  10. ^ a b "Bourbon Trail launches new tour of artisan distilleries". Lexington Herald-Leader. October 12, 2012.
  11. ^ "Kentucky Bourbon Trail tour shatters completion record — with three months left to go". The Lane Report. October 9, 2012.
  12. ^ "Kentucky's Next Craft Distillery: Wilderness Trace in Danville". Ace. December 5, 2013. Retrieved October 7, 2018.
  13. ^ "Kentucky Bourbon Trail Craft Tour – Kentucky Bourbon Trail". Retrieved August 21, 2018.
  14. ^ Autry, Lisa. "Bowling Green Distillery Closing After a Decade in Business". Retrieved October 7, 2018.
  15. ^ "Kentucky Bourbon Trail Welcome Center opens at the Frazier History Museum". WDRB. Louisville, KY. August 30, 2018. Retrieved September 2, 2018.
  16. ^ "Kentucky Bourbon Trail New Passport". May 30, 2021. Retrieved May 30, 2021.
  17. ^ a b c "Map". Retrieved October 7, 2018.
  18. ^ Schreiner, Bruce (May 9, 2013). "Kentucky Bourbon Trail Expands to Include Stop in Downtown Louisville". Associated Press.[dead link][verification needed]
  19. ^ "Kentucky Bourbon Trail Craft Tour". Retrieved October 7, 2018.
  20. ^ "The B Line". The B Line. January 20, 2024. Retrieved January 20, 2024.

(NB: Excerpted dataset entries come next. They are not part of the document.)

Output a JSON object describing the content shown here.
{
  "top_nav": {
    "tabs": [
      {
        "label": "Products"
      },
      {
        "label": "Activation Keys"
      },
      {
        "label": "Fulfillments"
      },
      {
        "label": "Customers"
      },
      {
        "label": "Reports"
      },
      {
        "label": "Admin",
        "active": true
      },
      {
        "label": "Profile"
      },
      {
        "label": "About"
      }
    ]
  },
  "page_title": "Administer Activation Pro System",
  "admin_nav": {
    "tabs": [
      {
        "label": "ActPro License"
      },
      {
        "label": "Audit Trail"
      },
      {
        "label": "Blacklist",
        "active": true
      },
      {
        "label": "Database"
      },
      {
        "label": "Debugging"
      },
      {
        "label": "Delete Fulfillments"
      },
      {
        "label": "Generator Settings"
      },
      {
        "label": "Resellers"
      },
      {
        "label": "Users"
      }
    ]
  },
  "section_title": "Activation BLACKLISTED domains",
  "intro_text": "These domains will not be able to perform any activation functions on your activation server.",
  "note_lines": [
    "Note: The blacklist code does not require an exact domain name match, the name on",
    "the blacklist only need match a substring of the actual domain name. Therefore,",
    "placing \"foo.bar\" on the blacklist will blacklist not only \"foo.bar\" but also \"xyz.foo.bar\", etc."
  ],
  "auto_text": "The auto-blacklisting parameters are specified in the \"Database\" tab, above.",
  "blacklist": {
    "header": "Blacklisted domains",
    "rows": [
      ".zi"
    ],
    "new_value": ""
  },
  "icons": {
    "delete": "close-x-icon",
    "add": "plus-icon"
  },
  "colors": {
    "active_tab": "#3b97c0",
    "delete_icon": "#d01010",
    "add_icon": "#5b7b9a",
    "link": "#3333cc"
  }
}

  21. ^ "Map". Retrieved October 7, 2018.
  22. ^ "Visit the B-Line in Northern Kentucky". Biz Journals. January 20, 2024. Retrieved January 20, 2024.
  23. ^ "Five New Stops Added to The B-Line®". Kentucky Bourbon Trail. June 20, 2023. Retrieved July 3, 2023.
  24. ^ Barrier, Katherine. "The B-Line Celebrates National Bourbon Day By Adding Five New Stops Along The Trail". Cincinnati CityBeat. Retrieved July 3, 2023.

External links[edit]